The barren steppes of Kazakhstan were inhabited by nomads in ancient times. Turkic tribes moved into the area in the 6th century A.D. In the 13th century, the Mongols under their leader, Genghis Khan, conquered central Asia. The Mongols introduced the religion of Islam to the area. The Kazakh people, were descended from both the Turkic and the Mongol peoples. They were nomadic herders and excellent horsemen.

 In the 16th century, Russians from the north began to move into the area. During the 17th century, Russian settlements and fortifications stretched along the northern part of the Kazakh steppe.

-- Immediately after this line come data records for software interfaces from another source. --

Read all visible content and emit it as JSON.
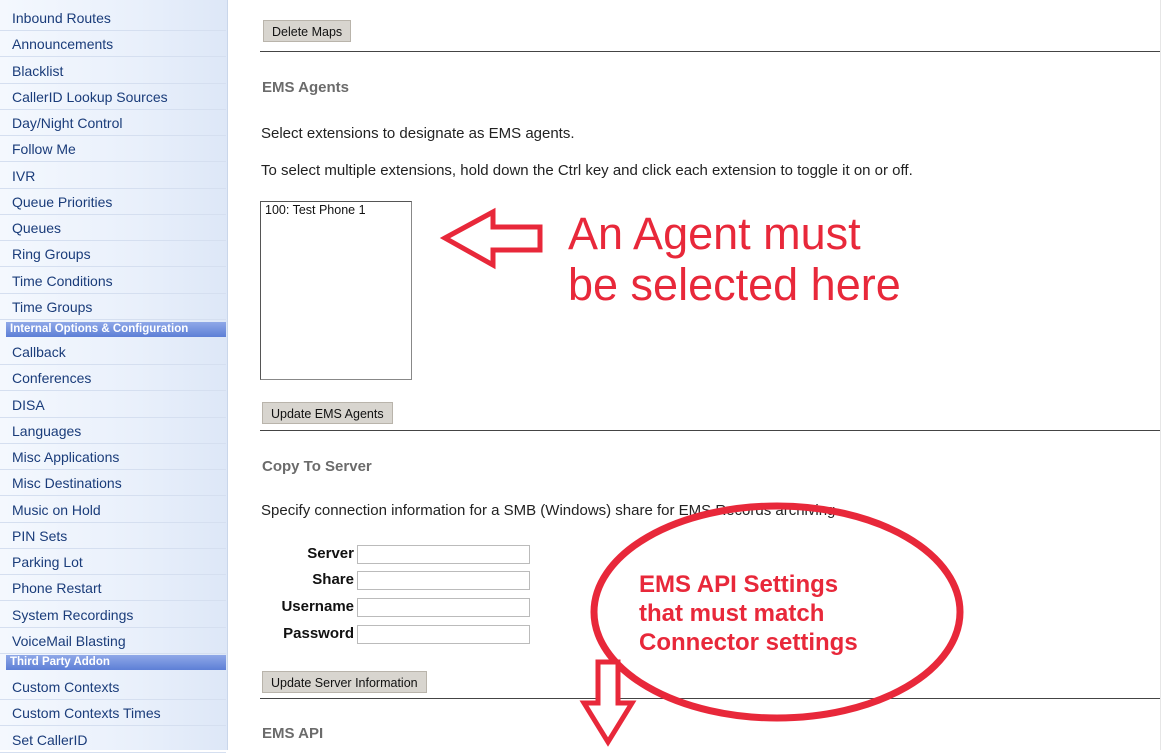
{
  "sidebar": {
    "items_top": [
      "Inbound Routes",
      "Announcements",
      "Blacklist",
      "CallerID Lookup Sources",
      "Day/Night Control",
      "Follow Me",
      "IVR",
      "Queue Priorities",
      "Queues",
      "Ring Groups",
      "Time Conditions",
      "Time Groups"
    ],
    "section_internal": "Internal Options & Configuration",
    "items_internal": [
      "Callback",
      "Conferences",
      "DISA",
      "Languages",
      "Misc Applications",
      "Misc Destinations",
      "Music on Hold",
      "PIN Sets",
      "Parking Lot",
      "Phone Restart",
      "System Recordings",
      "VoiceMail Blasting"
    ],
    "section_third": "Third Party Addon",
    "items_third": [
      "Custom Contexts",
      "Custom Contexts Times",
      "Set CallerID"
    ]
  },
  "main": {
    "delete_maps_button": "Delete Maps",
    "ems_agents": {
      "heading": "EMS Agents",
      "description": "Select extensions to designate as EMS agents.",
      "instruction": "To select multiple extensions, hold down the Ctrl key and click each extension to toggle it on or off.",
      "options": [
        "100: Test Phone 1"
      ],
      "update_button": "Update EMS Agents"
    },
    "copy_to_server": {
      "heading": "Copy To Server",
      "description": "Specify connection information for a SMB (Windows) share for EMS Records archiving.",
      "fields": [
        {
          "label": "Server",
          "value": ""
        },
        {
          "label": "Share",
          "value": ""
        },
        {
          "label": "Username",
          "value": ""
        },
        {
          "label": "Password",
          "value": ""
        }
      ],
      "update_button": "Update Server Information"
    },
    "ems_api": {
      "heading": "EMS API"
    }
  },
  "annotations": {
    "agent_note_line1": "An Agent must",
    "agent_note_line2": "be selected here",
    "api_note_line1": "EMS API Settings",
    "api_note_line2": "that must match",
    "api_note_line3": "Connector settings",
    "color": "#e8283a"
  }
}
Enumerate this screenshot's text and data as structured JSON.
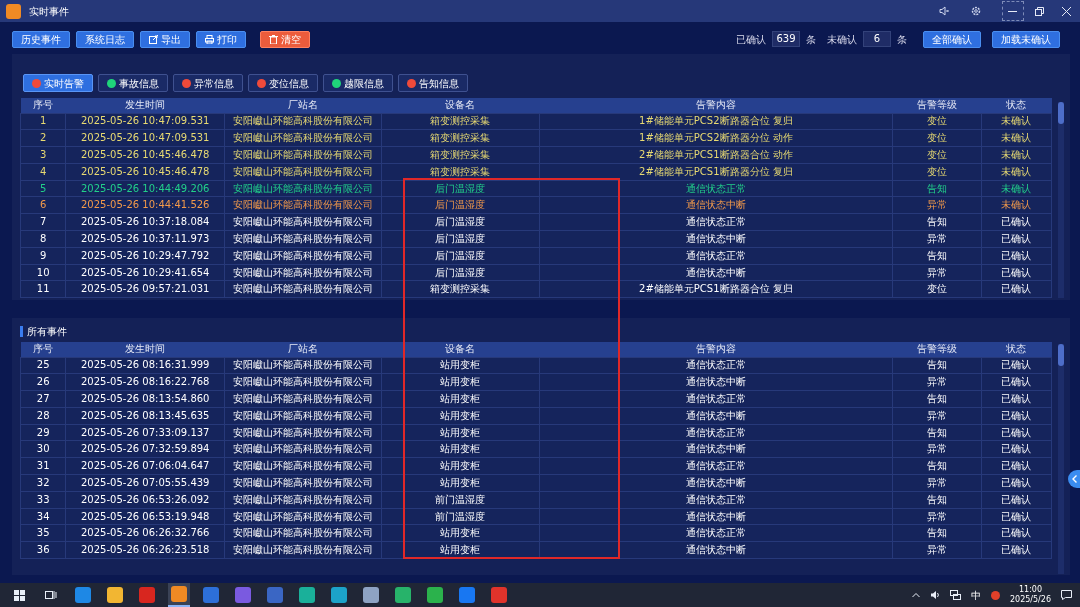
{
  "window": {
    "title": "实时事件"
  },
  "toolbar": {
    "buttons": [
      {
        "label": "历史事件",
        "kind": "plain"
      },
      {
        "label": "系统日志",
        "kind": "plain"
      },
      {
        "label": "导出",
        "kind": "export"
      },
      {
        "label": "打印",
        "kind": "print"
      },
      {
        "label": "清空",
        "kind": "clear"
      }
    ],
    "confirmed_label": "已确认",
    "confirmed": "639",
    "confirmed_unit": "条",
    "unconfirmed_label": "未确认",
    "unconfirmed": "6",
    "unconfirmed_unit": "条",
    "actions": [
      "全部确认",
      "加载未确认"
    ]
  },
  "filters": [
    {
      "label": "实时告警",
      "selected": true,
      "color": "#f04a3a"
    },
    {
      "label": "事故信息",
      "selected": false,
      "color": "#1fd67a"
    },
    {
      "label": "异常信息",
      "selected": false,
      "color": "#f04a3a"
    },
    {
      "label": "变位信息",
      "selected": false,
      "color": "#f04a3a"
    },
    {
      "label": "越限信息",
      "selected": false,
      "color": "#1fd67a"
    },
    {
      "label": "告知信息",
      "selected": false,
      "color": "#f04a3a"
    }
  ],
  "realtime_table": {
    "columns": [
      "序号",
      "发生时间",
      "厂站名",
      "设备名",
      "告警内容",
      "告警等级",
      "状态"
    ],
    "rows": [
      {
        "color": "#e8da72",
        "cells": [
          "1",
          "2025-05-26 10:47:09.531",
          "安阳巘山环能高科股份有限公司",
          "箱变测控采集",
          "1#储能单元PCS2断路器合位 复归",
          "变位",
          "未确认"
        ]
      },
      {
        "color": "#e8da72",
        "cells": [
          "2",
          "2025-05-26 10:47:09.531",
          "安阳巘山环能高科股份有限公司",
          "箱变测控采集",
          "1#储能单元PCS2断路器分位 动作",
          "变位",
          "未确认"
        ]
      },
      {
        "color": "#e8da72",
        "cells": [
          "3",
          "2025-05-26 10:45:46.478",
          "安阳巘山环能高科股份有限公司",
          "箱变测控采集",
          "2#储能单元PCS1断路器合位 动作",
          "变位",
          "未确认"
        ]
      },
      {
        "color": "#e8da72",
        "cells": [
          "4",
          "2025-05-26 10:45:46.478",
          "安阳巘山环能高科股份有限公司",
          "箱变测控采集",
          "2#储能单元PCS1断路器分位 复归",
          "变位",
          "未确认"
        ]
      },
      {
        "color": "#22d08a",
        "cells": [
          "5",
          "2025-05-26 10:44:49.206",
          "安阳巘山环能高科股份有限公司",
          "后门温湿度",
          "通信状态正常",
          "告知",
          "未确认"
        ]
      },
      {
        "color": "#f39a4a",
        "cells": [
          "6",
          "2025-05-26 10:44:41.526",
          "安阳巘山环能高科股份有限公司",
          "后门温湿度",
          "通信状态中断",
          "异常",
          "未确认"
        ]
      },
      {
        "color": "#ffffff",
        "cells": [
          "7",
          "2025-05-26 10:37:18.084",
          "安阳巘山环能高科股份有限公司",
          "后门温湿度",
          "通信状态正常",
          "告知",
          "已确认"
        ]
      },
      {
        "color": "#ffffff",
        "cells": [
          "8",
          "2025-05-26 10:37:11.973",
          "安阳巘山环能高科股份有限公司",
          "后门温湿度",
          "通信状态中断",
          "异常",
          "已确认"
        ]
      },
      {
        "color": "#ffffff",
        "cells": [
          "9",
          "2025-05-26 10:29:47.792",
          "安阳巘山环能高科股份有限公司",
          "后门温湿度",
          "通信状态正常",
          "告知",
          "已确认"
        ]
      },
      {
        "color": "#ffffff",
        "cells": [
          "10",
          "2025-05-26 10:29:41.654",
          "安阳巘山环能高科股份有限公司",
          "后门温湿度",
          "通信状态中断",
          "异常",
          "已确认"
        ]
      },
      {
        "color": "#ffffff",
        "cells": [
          "11",
          "2025-05-26 09:57:21.031",
          "安阳巘山环能高科股份有限公司",
          "箱变测控采集",
          "2#储能单元PCS1断路器合位 复归",
          "变位",
          "已确认"
        ]
      }
    ]
  },
  "all_events": {
    "title": "所有事件",
    "columns": [
      "序号",
      "发生时间",
      "厂站名",
      "设备名",
      "告警内容",
      "告警等级",
      "状态"
    ],
    "rows": [
      [
        "25",
        "2025-05-26 08:16:31.999",
        "安阳巘山环能高科股份有限公司",
        "站用变柜",
        "通信状态正常",
        "告知",
        "已确认"
      ],
      [
        "26",
        "2025-05-26 08:16:22.768",
        "安阳巘山环能高科股份有限公司",
        "站用变柜",
        "通信状态中断",
        "异常",
        "已确认"
      ],
      [
        "27",
        "2025-05-26 08:13:54.860",
        "安阳巘山环能高科股份有限公司",
        "站用变柜",
        "通信状态正常",
        "告知",
        "已确认"
      ],
      [
        "28",
        "2025-05-26 08:13:45.635",
        "安阳巘山环能高科股份有限公司",
        "站用变柜",
        "通信状态中断",
        "异常",
        "已确认"
      ],
      [
        "29",
        "2025-05-26 07:33:09.137",
        "安阳巘山环能高科股份有限公司",
        "站用变柜",
        "通信状态正常",
        "告知",
        "已确认"
      ],
      [
        "30",
        "2025-05-26 07:32:59.894",
        "安阳巘山环能高科股份有限公司",
        "站用变柜",
        "通信状态中断",
        "异常",
        "已确认"
      ],
      [
        "31",
        "2025-05-26 07:06:04.647",
        "安阳巘山环能高科股份有限公司",
        "站用变柜",
        "通信状态正常",
        "告知",
        "已确认"
      ],
      [
        "32",
        "2025-05-26 07:05:55.439",
        "安阳巘山环能高科股份有限公司",
        "站用变柜",
        "通信状态中断",
        "异常",
        "已确认"
      ],
      [
        "33",
        "2025-05-26 06:53:26.092",
        "安阳巘山环能高科股份有限公司",
        "前门温湿度",
        "通信状态正常",
        "告知",
        "已确认"
      ],
      [
        "34",
        "2025-05-26 06:53:19.948",
        "安阳巘山环能高科股份有限公司",
        "前门温湿度",
        "通信状态中断",
        "异常",
        "已确认"
      ],
      [
        "35",
        "2025-05-26 06:26:32.766",
        "安阳巘山环能高科股份有限公司",
        "站用变柜",
        "通信状态正常",
        "告知",
        "已确认"
      ],
      [
        "36",
        "2025-05-26 06:26:23.518",
        "安阳巘山环能高科股份有限公司",
        "站用变柜",
        "通信状态中断",
        "异常",
        "已确认"
      ]
    ]
  },
  "taskbar": {
    "apps": [
      {
        "color": "#1e88e5",
        "selected": false
      },
      {
        "color": "#f2b632",
        "selected": false
      },
      {
        "color": "#d8261f",
        "selected": false
      },
      {
        "color": "#f08a24",
        "selected": true
      },
      {
        "color": "#2d6fd8",
        "selected": false
      },
      {
        "color": "#7a5ae0",
        "selected": false
      },
      {
        "color": "#3a66c4",
        "selected": false
      },
      {
        "color": "#1ab09a",
        "selected": false
      },
      {
        "color": "#1ca3c9",
        "selected": false
      },
      {
        "color": "#8ea3c4",
        "selected": false
      },
      {
        "color": "#27b36a",
        "selected": false
      },
      {
        "color": "#2bb24c",
        "selected": false
      },
      {
        "color": "#1877f2",
        "selected": false
      },
      {
        "color": "#e0332b",
        "selected": false
      }
    ],
    "ime": "中",
    "time": "11:00",
    "date": "2025/5/26"
  }
}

In the 1830s, the Russians moved south and invaded the steppe. In 1863, Russia annexed the entire area.

The Kazakhs resented Russian domination, but had little power to resist it. Almost a quarter of the Kazakh people died in rebellions and famines in the 19th and early 20th centuries. When Russia made Kazakhs join the Russian army as support workers during the First World War, they rioted and killed many Russian settlers. Russia exiled thousands of Kazakhs to China and killed those who tried to return.

 The Russian Revolution of 1917 led to the creation of the Soviet Union. Kazakhstan became a republic within the new state. Beginning in the 1920s, Soviet leader Joseph Stalin established mines, mills and factories in Kazakhstan and moved hundreds of thousands of Russians and Ukrainians into the area. The Kazakhs resisted this move. They slaughtered their livestock rather than let it fall into the hands of the Russians. Many Kazakhs fled; others were killed or imprisoned, or died of disease and famine in the1920s and 1930s.

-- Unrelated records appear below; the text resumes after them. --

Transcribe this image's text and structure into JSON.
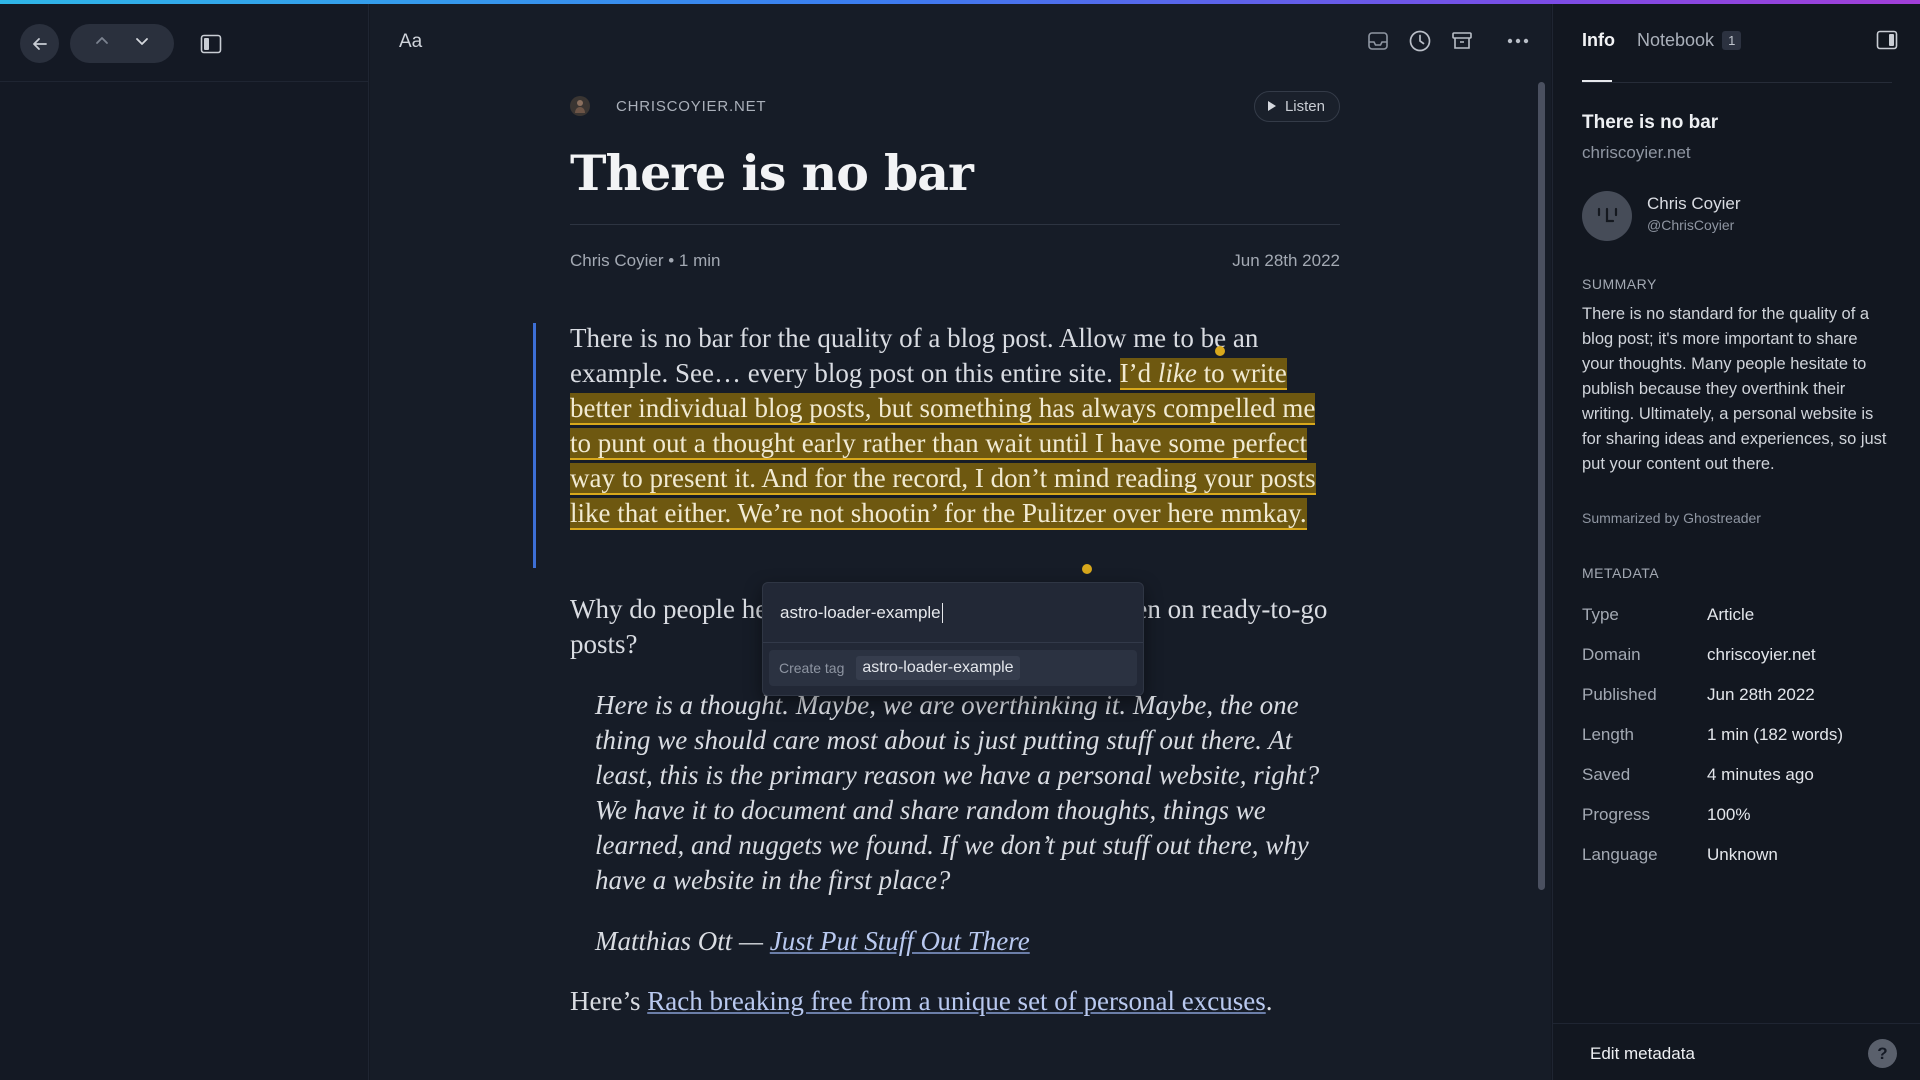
{
  "toolbar": {
    "font_label": "Aa"
  },
  "article": {
    "source": "CHRISCOYIER.NET",
    "listen_label": "Listen",
    "title": "There is no bar",
    "author_readtime": "Chris Coyier • 1 min",
    "date": "Jun 28th 2022",
    "p1_plain": "There is no bar for the quality of a blog post. Allow me to be an example. See… every blog post on this entire site. ",
    "p1_hl_a": "I’d ",
    "p1_hl_em": "like",
    "p1_hl_b": " to write better individual blog posts, but something has always compelled me to punt out a thought early rather than wait until I have some perfect way to present it. And for the record, I don’t mind reading your posts like that either. We’re not shootin’ for the Pulitzer over here mmkay.",
    "p2": "Why do people hesitate to hit that publish button, even on ready-to-go posts?",
    "blockquote": "Here is a thought. Maybe, we are overthinking it. Maybe, the one thing we should care most about is just putting stuff out there. At least, this is the primary reason we have a personal website, right? We have it to document and share random thoughts, things we learned, and nuggets we found. If we don’t put stuff out there, why have a website in the first place?",
    "attribution_prefix": "Matthias Ott — ",
    "attribution_link": "Just Put Stuff Out There",
    "p3_prefix": "Here’s ",
    "p3_link": "Rach breaking free from a unique set of personal excuses",
    "p3_suffix": "."
  },
  "tag_popover": {
    "input_value": "astro-loader-example",
    "create_label": "Create tag",
    "create_value": "astro-loader-example"
  },
  "panel": {
    "tab_info": "Info",
    "tab_notebook": "Notebook",
    "notebook_count": "1",
    "title": "There is no bar",
    "domain": "chriscoyier.net",
    "author_name": "Chris Coyier",
    "author_handle": "@ChrisCoyier",
    "summary_heading": "SUMMARY",
    "summary": "There is no standard for the quality of a blog post; it's more important to share your thoughts. Many people hesitate to publish because they overthink their writing. Ultimately, a personal website is for sharing ideas and experiences, so just put your content out there.",
    "summarized_by": "Summarized by Ghostreader",
    "metadata_heading": "METADATA",
    "metadata": [
      {
        "key": "Type",
        "value": "Article"
      },
      {
        "key": "Domain",
        "value": "chriscoyier.net"
      },
      {
        "key": "Published",
        "value": "Jun 28th 2022"
      },
      {
        "key": "Length",
        "value": "1 min (182 words)"
      },
      {
        "key": "Saved",
        "value": "4 minutes ago"
      },
      {
        "key": "Progress",
        "value": "100%"
      },
      {
        "key": "Language",
        "value": "Unknown"
      }
    ],
    "edit_metadata": "Edit metadata",
    "help": "?"
  },
  "colors": {
    "highlight_bg": "#6e5810",
    "highlight_border": "#d8a81c",
    "accent_bar": "#3d6fd6",
    "link": "#b9c9f0"
  },
  "icons": [
    "back-arrow-icon",
    "chevron-up-icon",
    "chevron-down-icon",
    "sidebar-toggle-icon",
    "inbox-icon",
    "clock-icon",
    "archive-icon",
    "more-icon",
    "play-icon",
    "panel-toggle-icon"
  ]
}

  Did you know?
Almaty was once a stop on the Silk Road - an overland trade route between China and Europe from the 1st century to the 16th century. Caravans regularly travelled the route across Asia until the Dutch, Portuguese and English established sea routes to the East.
The Soviet industrial program transformed Kazakhstan into a multicultural society. Russians, Ukrainians, Koreans, Germans and Tatars settled in the area. For a time, the Kazakh people were a minority in Kazakhstan. In the 1950s, in a disastrous experiment, the Soviets created collective farms to grow wheat on the steppe. After two crops were harvested, the arid soil was exhausted. Later the Soviets used the steppe as an atomic bomb test site.

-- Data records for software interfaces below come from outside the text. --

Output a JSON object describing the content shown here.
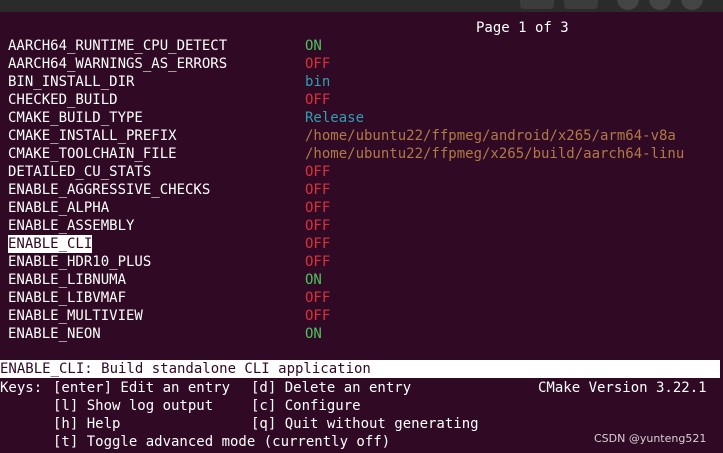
{
  "pager": "Page 1 of 3",
  "entries": [
    {
      "key": "AARCH64_RUNTIME_CPU_DETECT",
      "value": "ON"
    },
    {
      "key": "AARCH64_WARNINGS_AS_ERRORS",
      "value": "OFF"
    },
    {
      "key": "BIN_INSTALL_DIR",
      "value": "bin"
    },
    {
      "key": "CHECKED_BUILD",
      "value": "OFF"
    },
    {
      "key": "CMAKE_BUILD_TYPE",
      "value": "Release"
    },
    {
      "key": "CMAKE_INSTALL_PREFIX",
      "value": "/home/ubuntu22/ffpmeg/android/x265/arm64-v8a"
    },
    {
      "key": "CMAKE_TOOLCHAIN_FILE",
      "value": "/home/ubuntu22/ffpmeg/x265/build/aarch64-linu"
    },
    {
      "key": "DETAILED_CU_STATS",
      "value": "OFF"
    },
    {
      "key": "ENABLE_AGGRESSIVE_CHECKS",
      "value": "OFF"
    },
    {
      "key": "ENABLE_ALPHA",
      "value": "OFF"
    },
    {
      "key": "ENABLE_ASSEMBLY",
      "value": "OFF"
    },
    {
      "key": "ENABLE_CLI",
      "value": "OFF"
    },
    {
      "key": "ENABLE_HDR10_PLUS",
      "value": "OFF"
    },
    {
      "key": "ENABLE_LIBNUMA",
      "value": "ON"
    },
    {
      "key": "ENABLE_LIBVMAF",
      "value": "OFF"
    },
    {
      "key": "ENABLE_MULTIVIEW",
      "value": "OFF"
    },
    {
      "key": "ENABLE_NEON",
      "value": "ON"
    }
  ],
  "selected_index": 11,
  "description": "ENABLE_CLI: Build standalone CLI application",
  "footer": {
    "keys_label": "Keys:",
    "enter": "[enter] Edit an entry",
    "delete": "[d] Delete an entry",
    "version": "CMake Version 3.22.1",
    "log": "[l] Show log output",
    "configure": "[c] Configure",
    "help": "[h] Help",
    "quit": "[q] Quit without generating",
    "toggle": "[t] Toggle advanced mode (currently off)"
  },
  "watermark": "CSDN @yunteng521",
  "colors": {
    "background": "#300a24",
    "on": "#4cc160",
    "off": "#d9313c",
    "plain_value": "#2f9fb2",
    "path_value": "#b07a46",
    "selection_bg": "#ffffff"
  }
}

 When the Soviet Union dissolved in the early 1990s, Kazakhstan declared its independence. The new country now has a limited form of parliamentary democracy. Its leaders are working to make the economy stronger. They want the country's many ethnic groups to continue to live together peacefully. Although Kazakhstanis of many backgrounds consider the country their home, many non-Kazakhs have left the country.

  Did you know?
One of the Mongol leaders who succeeded Genghis Khan was Tamerlane. Although he is remembered as a cruel ruler, he built a huge religious complex in Turkestan in south Kazakhstan in the 14th century. The complex includes a mausoleum dedicated to the Sufi poet and teacher Khodja Ahmed Yasavi.